Your objective. Since only the text is wanted, print every entry below exactly and omit the images.

Extracted data.

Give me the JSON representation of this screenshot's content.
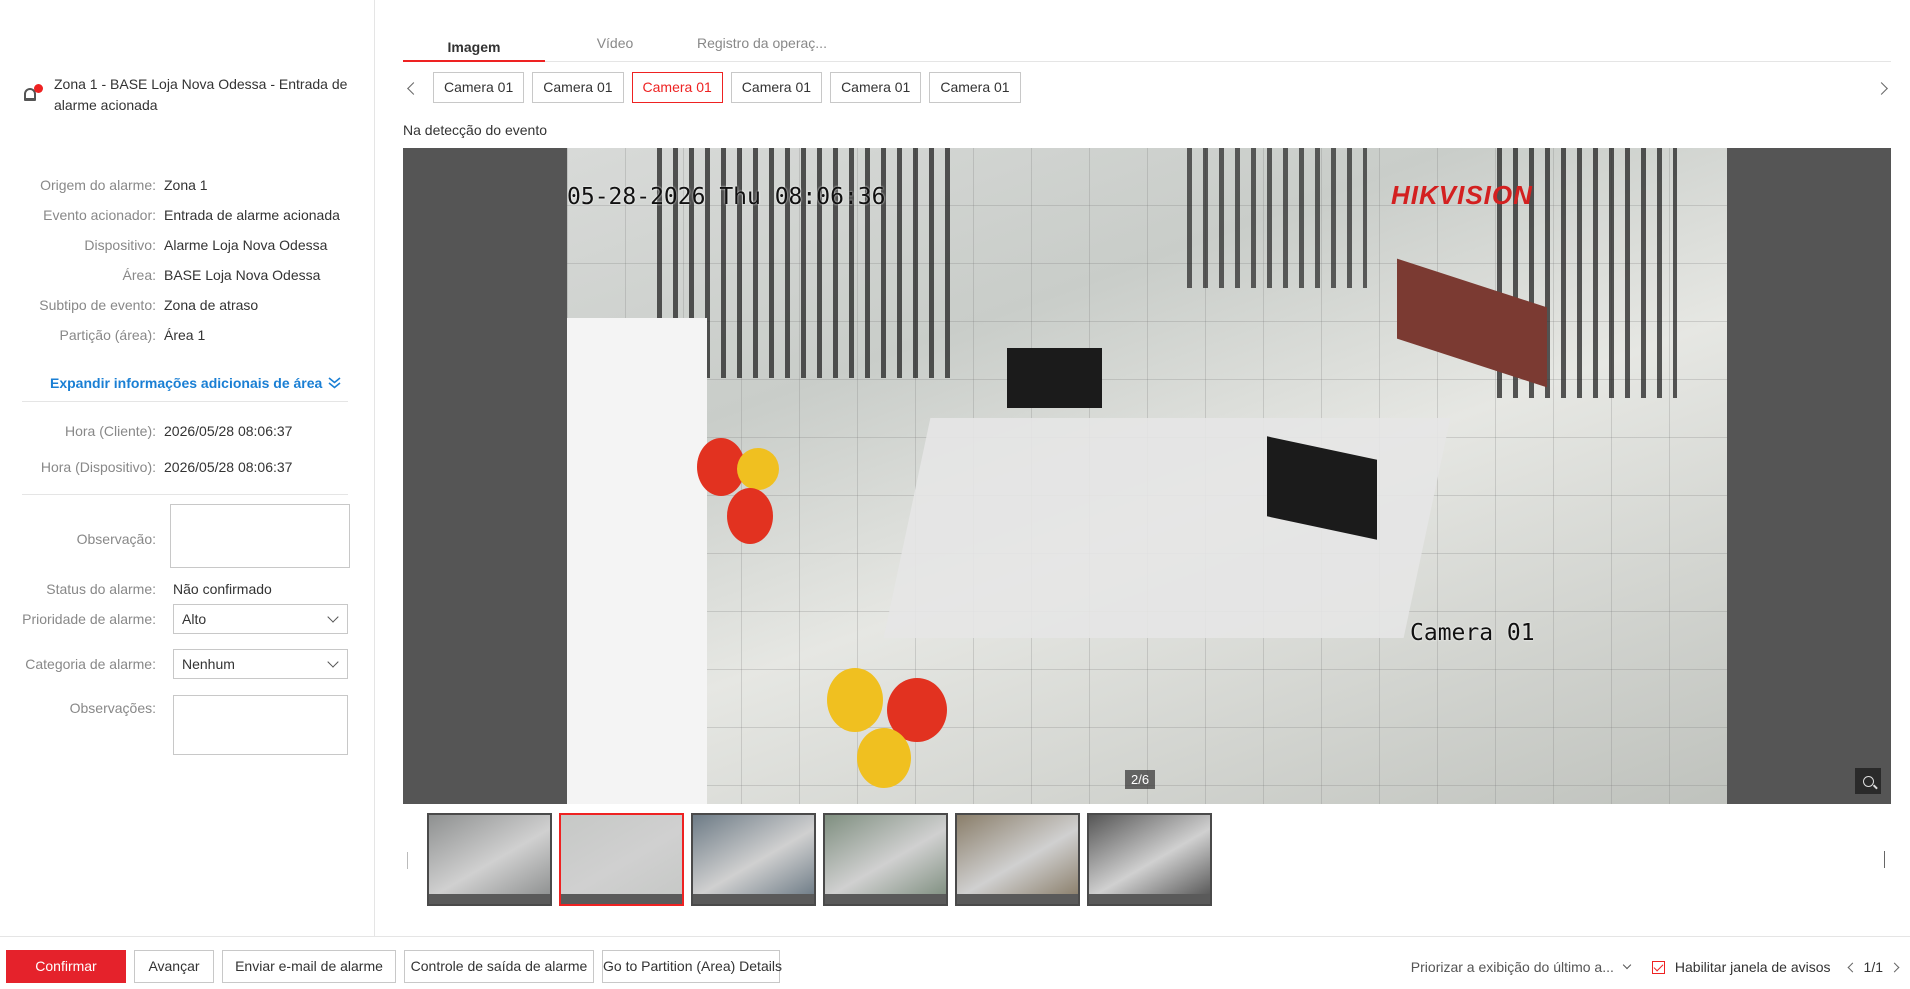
{
  "alarm": {
    "title": "Zona 1 - BASE Loja Nova Odessa - Entrada de alarme acionada"
  },
  "details": [
    {
      "label": "Origem do alarme:",
      "value": "Zona 1"
    },
    {
      "label": "Evento acionador:",
      "value": "Entrada de alarme acionada"
    },
    {
      "label": "Dispositivo:",
      "value": "Alarme Loja Nova Odessa"
    },
    {
      "label": "Área:",
      "value": "BASE Loja Nova Odessa"
    },
    {
      "label": "Subtipo de evento:",
      "value": "Zona de atraso"
    },
    {
      "label": "Partição (área):",
      "value": "Área 1"
    }
  ],
  "expand_link": "Expandir informações adicionais de área",
  "times": {
    "client_label": "Hora (Cliente):",
    "client_value": "2026/05/28 08:06:37",
    "device_label": "Hora (Dispositivo):",
    "device_value": "2026/05/28 08:06:37"
  },
  "form": {
    "observacao_label": "Observação:",
    "status_label": "Status do alarme:",
    "status_value": "Não confirmado",
    "priority_label": "Prioridade de alarme:",
    "priority_value": "Alto",
    "category_label": "Categoria de alarme:",
    "category_value": "Nenhum",
    "observacoes_label": "Observações:"
  },
  "tabs": [
    {
      "label": "Imagem",
      "active": true
    },
    {
      "label": "Vídeo",
      "active": false
    },
    {
      "label": "Registro da operaç...",
      "active": false
    }
  ],
  "cameras": [
    {
      "label": "Camera 01",
      "active": false
    },
    {
      "label": "Camera 01",
      "active": false
    },
    {
      "label": "Camera 01",
      "active": true
    },
    {
      "label": "Camera 01",
      "active": false
    },
    {
      "label": "Camera 01",
      "active": false
    },
    {
      "label": "Camera 01",
      "active": false
    }
  ],
  "event_caption": "Na detecção do evento",
  "viewer": {
    "timestamp": "05-28-2026 Thu 08:06:36",
    "brand": "HIKVISION",
    "camera_label": "Camera 01",
    "counter": "2/6"
  },
  "thumbnails": [
    {
      "active": false,
      "tone": "#8e9090"
    },
    {
      "active": true,
      "tone": "#c6c8c6"
    },
    {
      "active": false,
      "tone": "#6d7b86"
    },
    {
      "active": false,
      "tone": "#7f8f80"
    },
    {
      "active": false,
      "tone": "#8a7e6a"
    },
    {
      "active": false,
      "tone": "#565656"
    }
  ],
  "bottom": {
    "confirm": "Confirmar",
    "next": "Avançar",
    "email": "Enviar e-mail de alarme",
    "output": "Controle de saída de alarme",
    "partition": "Go to Partition (Area) Details",
    "priority_display": "Priorizar a exibição do último a...",
    "enable_popup": "Habilitar janela de avisos",
    "pager": "1/1"
  },
  "colors": {
    "accent": "#e5222b",
    "link": "#1a7fd4"
  }
}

Expected answer.
Give me the JSON representation of this screenshot's content.
{
  "alarm": {
    "title": "Zona 1 - BASE Loja Nova Odessa - Entrada de alarme acionada"
  },
  "details": [
    {
      "label": "Origem do alarme:",
      "value": "Zona 1"
    },
    {
      "label": "Evento acionador:",
      "value": "Entrada de alarme acionada"
    },
    {
      "label": "Dispositivo:",
      "value": "Alarme Loja Nova Odessa"
    },
    {
      "label": "Área:",
      "value": "BASE Loja Nova Odessa"
    },
    {
      "label": "Subtipo de evento:",
      "value": "Zona de atraso"
    },
    {
      "label": "Partição (área):",
      "value": "Área 1"
    }
  ],
  "expand_link": "Expandir informações adicionais de área",
  "times": {
    "client_label": "Hora (Cliente):",
    "client_value": "2026/05/28 08:06:37",
    "device_label": "Hora (Dispositivo):",
    "device_value": "2026/05/28 08:06:37"
  },
  "form": {
    "observacao_label": "Observação:",
    "status_label": "Status do alarme:",
    "status_value": "Não confirmado",
    "priority_label": "Prioridade de alarme:",
    "priority_value": "Alto",
    "category_label": "Categoria de alarme:",
    "category_value": "Nenhum",
    "observacoes_label": "Observações:"
  },
  "tabs": [
    {
      "label": "Imagem",
      "active": true
    },
    {
      "label": "Vídeo",
      "active": false
    },
    {
      "label": "Registro da operaç...",
      "active": false
    }
  ],
  "cameras": [
    {
      "label": "Camera 01",
      "active": false
    },
    {
      "label": "Camera 01",
      "active": false
    },
    {
      "label": "Camera 01",
      "active": true
    },
    {
      "label": "Camera 01",
      "active": false
    },
    {
      "label": "Camera 01",
      "active": false
    },
    {
      "label": "Camera 01",
      "active": false
    }
  ],
  "event_caption": "Na detecção do evento",
  "viewer": {
    "timestamp": "05-28-2026 Thu 08:06:36",
    "brand": "HIKVISION",
    "camera_label": "Camera 01",
    "counter": "2/6"
  },
  "thumbnails": [
    {
      "active": false,
      "tone": "#8e9090"
    },
    {
      "active": true,
      "tone": "#c6c8c6"
    },
    {
      "active": false,
      "tone": "#6d7b86"
    },
    {
      "active": false,
      "tone": "#7f8f80"
    },
    {
      "active": false,
      "tone": "#8a7e6a"
    },
    {
      "active": false,
      "tone": "#565656"
    }
  ],
  "bottom": {
    "confirm": "Confirmar",
    "next": "Avançar",
    "email": "Enviar e-mail de alarme",
    "output": "Controle de saída de alarme",
    "partition": "Go to Partition (Area) Details",
    "priority_display": "Priorizar a exibição do último a...",
    "enable_popup": "Habilitar janela de avisos",
    "pager": "1/1"
  },
  "colors": {
    "accent": "#e5222b",
    "link": "#1a7fd4"
  }
}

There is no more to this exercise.